BEGIN
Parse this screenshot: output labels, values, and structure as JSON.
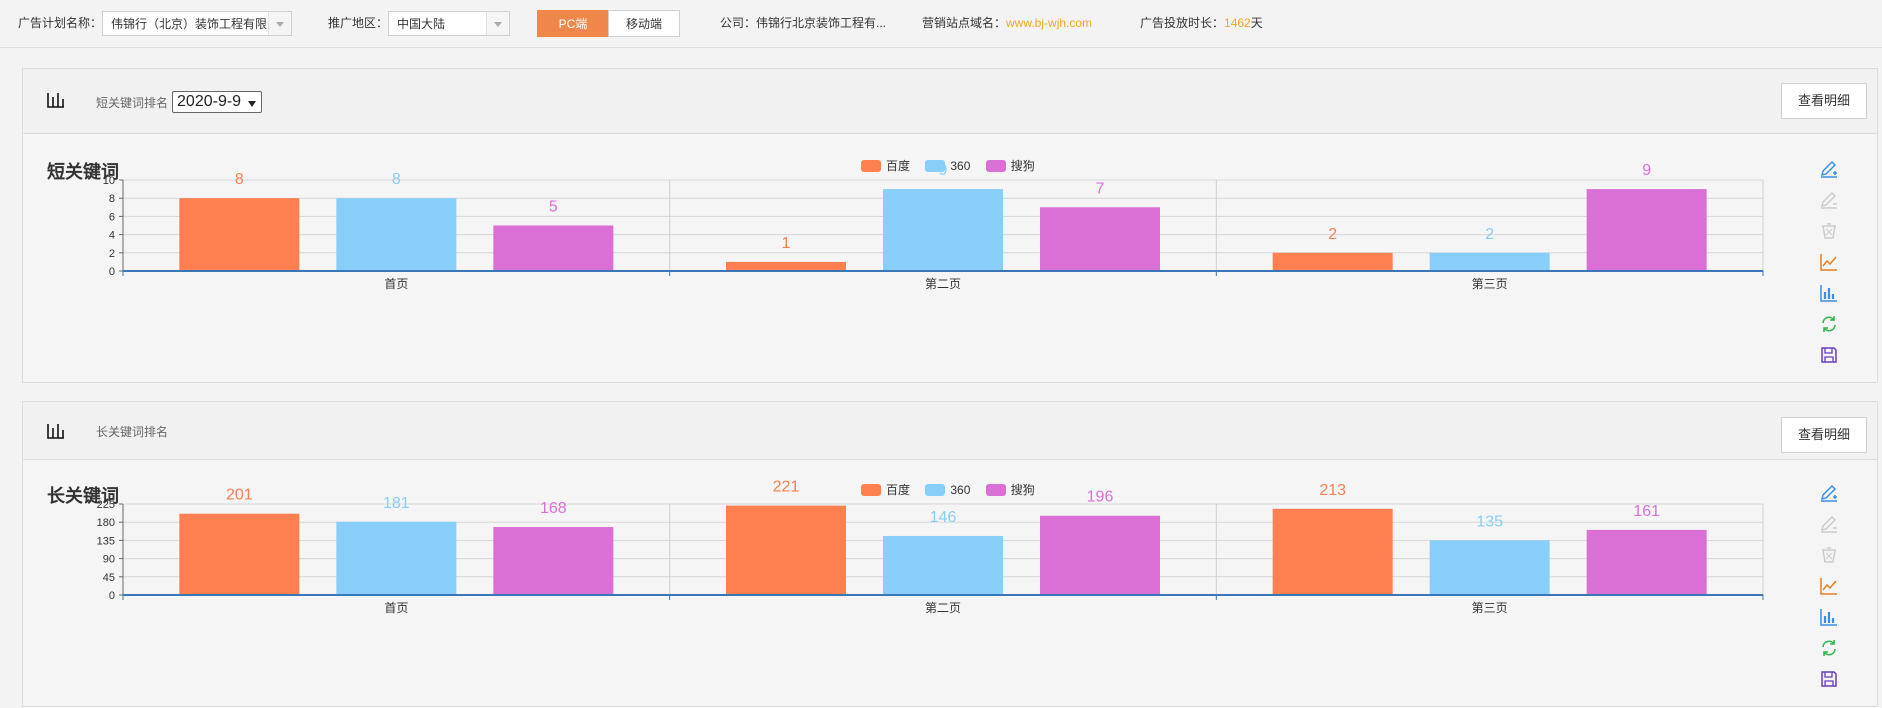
{
  "topbar": {
    "plan_label": "广告计划名称：",
    "plan_value": "伟锦行（北京）装饰工程有限公",
    "region_label": "推广地区：",
    "region_value": "中国大陆",
    "pc_label": "PC端",
    "mobile_label": "移动端",
    "company_label": "公司：",
    "company_value": "伟锦行北京装饰工程有...",
    "domain_label": "营销站点域名：",
    "domain_value": "www.bj-wjh.com",
    "duration_label": "广告投放时长：",
    "duration_value": "1462",
    "duration_unit": "天"
  },
  "colors": {
    "baidu": "#ff7f50",
    "s360": "#87cefa",
    "sogou": "#da70d6",
    "accent": "#f0874a"
  },
  "panels": [
    {
      "header_title": "短关键词排名",
      "date_value": "2020-9-9",
      "detail_label": "查看明细"
    },
    {
      "header_title": "长关键词排名",
      "detail_label": "查看明细"
    }
  ],
  "toolbox_icons": [
    "edit-pen-icon",
    "edit-pen-disabled-icon",
    "erase-disabled-icon",
    "line-chart-icon",
    "bar-chart-icon",
    "refresh-icon",
    "save-icon"
  ],
  "chart_data": [
    {
      "type": "bar",
      "title": "短关键词",
      "categories": [
        "首页",
        "第二页",
        "第三页"
      ],
      "series": [
        {
          "name": "百度",
          "values": [
            8,
            1,
            2
          ]
        },
        {
          "name": "360",
          "values": [
            8,
            9,
            2
          ]
        },
        {
          "name": "搜狗",
          "values": [
            5,
            7,
            9
          ]
        }
      ],
      "ylim": [
        0,
        10
      ],
      "yticks": [
        "0",
        "2",
        "4",
        "6",
        "8",
        "10"
      ],
      "grid": true,
      "legend": "top-center"
    },
    {
      "type": "bar",
      "title": "长关键词",
      "categories": [
        "首页",
        "第二页",
        "第三页"
      ],
      "series": [
        {
          "name": "百度",
          "values": [
            201,
            221,
            213
          ]
        },
        {
          "name": "360",
          "values": [
            181,
            146,
            135
          ]
        },
        {
          "name": "搜狗",
          "values": [
            168,
            196,
            161
          ]
        }
      ],
      "ylim": [
        0,
        225
      ],
      "yticks": [
        "0",
        "45",
        "90",
        "135",
        "180",
        "225"
      ],
      "grid": true,
      "legend": "top-center"
    }
  ]
}
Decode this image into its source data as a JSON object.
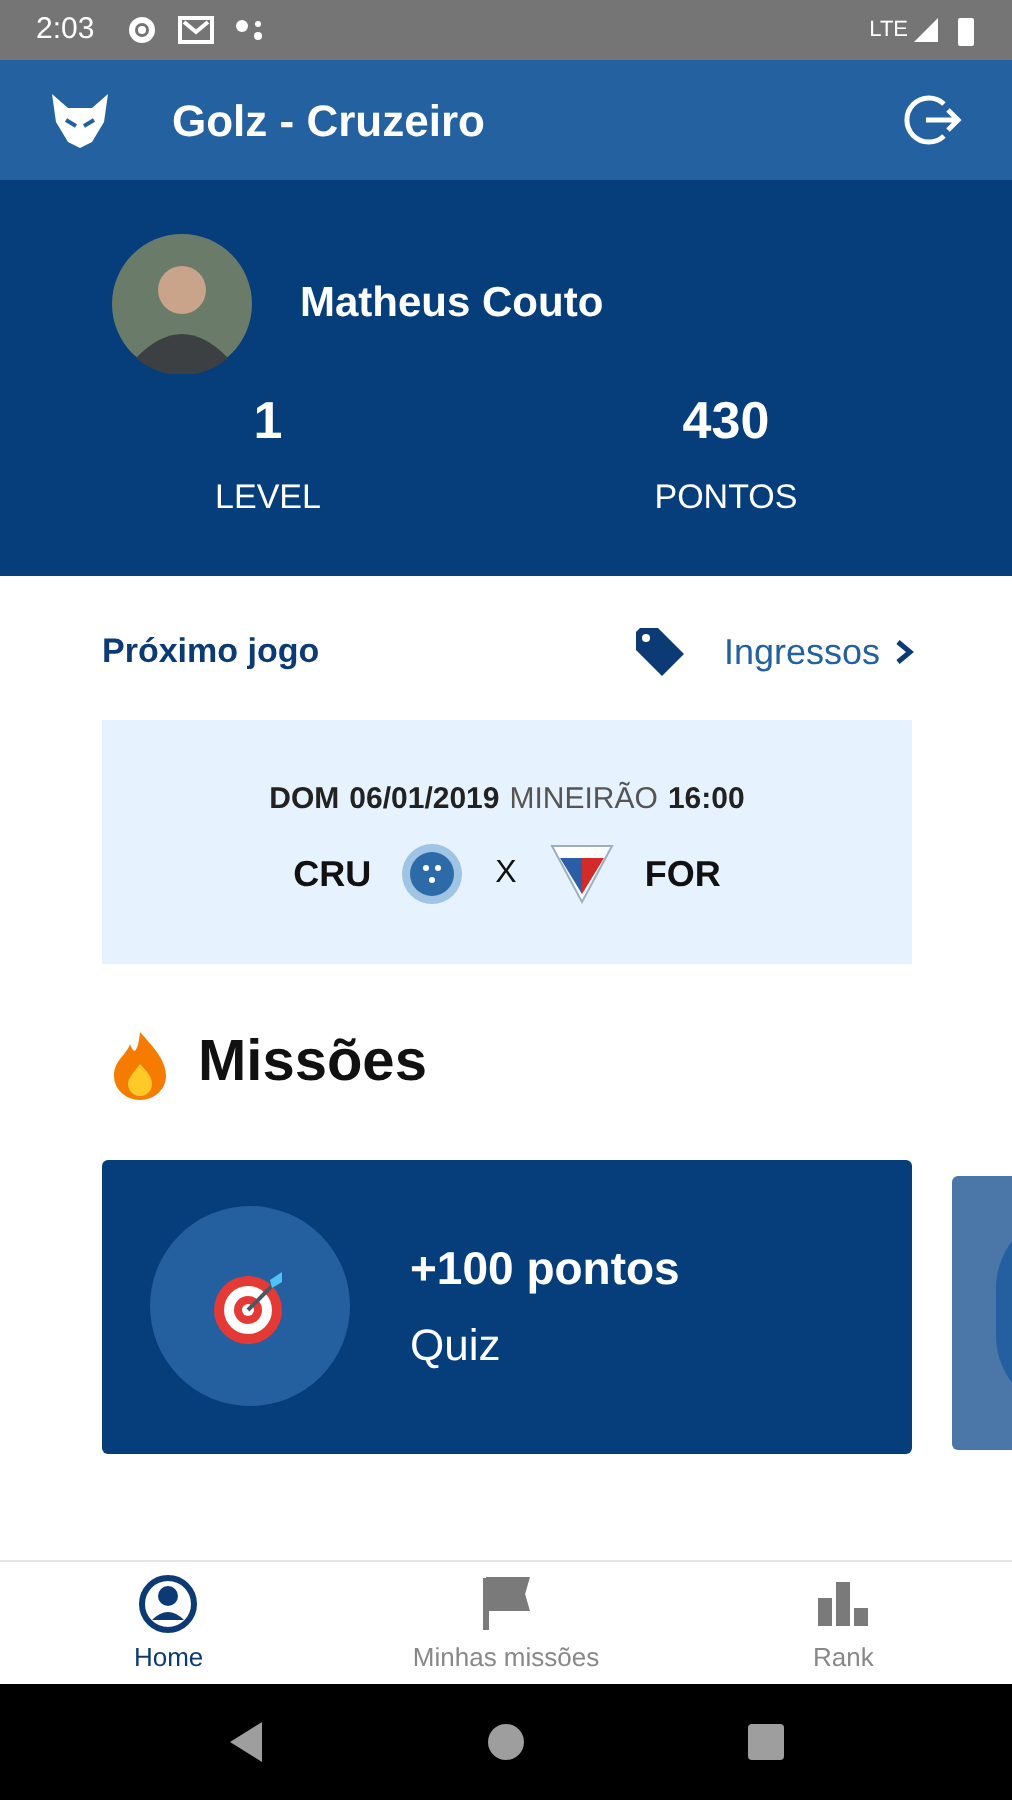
{
  "status_bar": {
    "time": "2:03",
    "network": "LTE"
  },
  "app_bar": {
    "title": "Golz - Cruzeiro"
  },
  "profile": {
    "name": "Matheus Couto",
    "stats": [
      {
        "value": "1",
        "label": "LEVEL"
      },
      {
        "value": "430",
        "label": "PONTOS"
      }
    ]
  },
  "next_game": {
    "title": "Próximo jogo",
    "tickets_link": "Ingressos",
    "weekday": "DOM",
    "date": "06/01/2019",
    "stadium": "MINEIRÃO",
    "time": "16:00",
    "home": "CRU",
    "versus": "X",
    "away": "FOR"
  },
  "missions": {
    "title": "Missões",
    "cards": [
      {
        "points": "+100 pontos",
        "label": "Quiz",
        "selected": true
      },
      {
        "selected": false
      }
    ]
  },
  "bottom_nav": [
    {
      "label": "Home",
      "selected": true
    },
    {
      "label": "Minhas missões",
      "selected": false
    },
    {
      "label": "Rank",
      "selected": false
    }
  ]
}
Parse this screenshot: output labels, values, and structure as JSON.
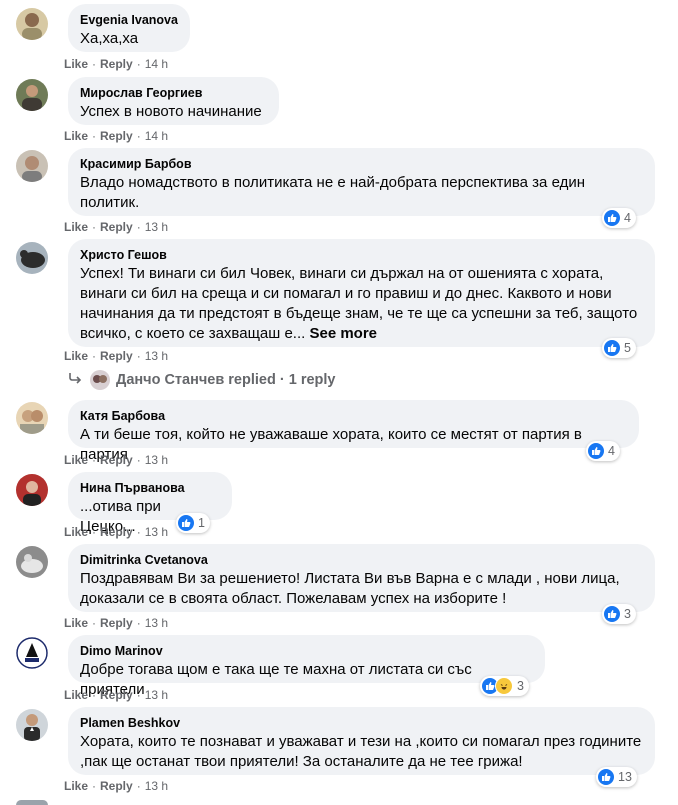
{
  "actions": {
    "like": "Like",
    "reply": "Reply",
    "dot": "·"
  },
  "comments": [
    {
      "author": "Evgenia Ivanova",
      "text": "Ха,ха,ха",
      "time": "14 h"
    },
    {
      "author": "Мирослав Георгиев",
      "text": "Успех в новото начинание",
      "time": "14 h"
    },
    {
      "author": "Красимир Барбов",
      "text": "Владо номадството в политиката не е най-добрата перспектива за един политик.",
      "time": "13 h",
      "reactions": "4"
    },
    {
      "author": "Христо Гешов",
      "text": "Успех! Ти винаги си бил Човек, винаги си държал на от ошенията с хората, винаги си бил на среща и си помагал и го правиш и до днес. Каквото и нови начинания да ти предстоят в бъдеще знам, че те ще са успешни за теб, защото всичко, с което се захващаш е...",
      "see_more": "See more",
      "time": "13 h",
      "reactions": "5"
    },
    {
      "author": "Катя Барбова",
      "text": "А ти беше тоя, който не уважаваше хората, които се местят от партия в партия",
      "time": "13 h",
      "reactions": "4"
    },
    {
      "author": "Нина Първанова",
      "text": "...отива при Цецко...",
      "time": "13 h",
      "reactions": "1"
    },
    {
      "author": "Dimitrinka Cvetanova",
      "text": "Поздравявам Ви за решението! Листата Ви във Варна е с млади , нови лица, доказали се в своята област. Пожелавам успех на изборите !",
      "time": "13 h",
      "reactions": "3"
    },
    {
      "author": "Dimo Marinov",
      "text": "Добре тогава щом е така ще те махна от листата си със приятели",
      "time": "13 h",
      "reactions": "3"
    },
    {
      "author": "Plamen Beshkov",
      "text": "Хората, които те познават и уважават и тези на ,които си помагал през годините ,пак ще останат твои приятели! За останалите да не тее грижа!",
      "time": "13 h",
      "reactions": "13"
    }
  ],
  "replies": {
    "name": "Данчо Станчев",
    "replied": "replied",
    "count": "1 reply"
  },
  "icons": {
    "like": "like-reaction-icon",
    "haha": "haha-reaction-icon",
    "reply_arrow": "reply-arrow-icon"
  },
  "colors": {
    "like_blue": "#1877f2",
    "bubble": "#f0f2f5",
    "meta": "#65676b"
  }
}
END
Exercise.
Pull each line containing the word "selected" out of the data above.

Answer box.
        "selected": true
        "selected": false
      "selected": true
      "selected": false
      "selected": false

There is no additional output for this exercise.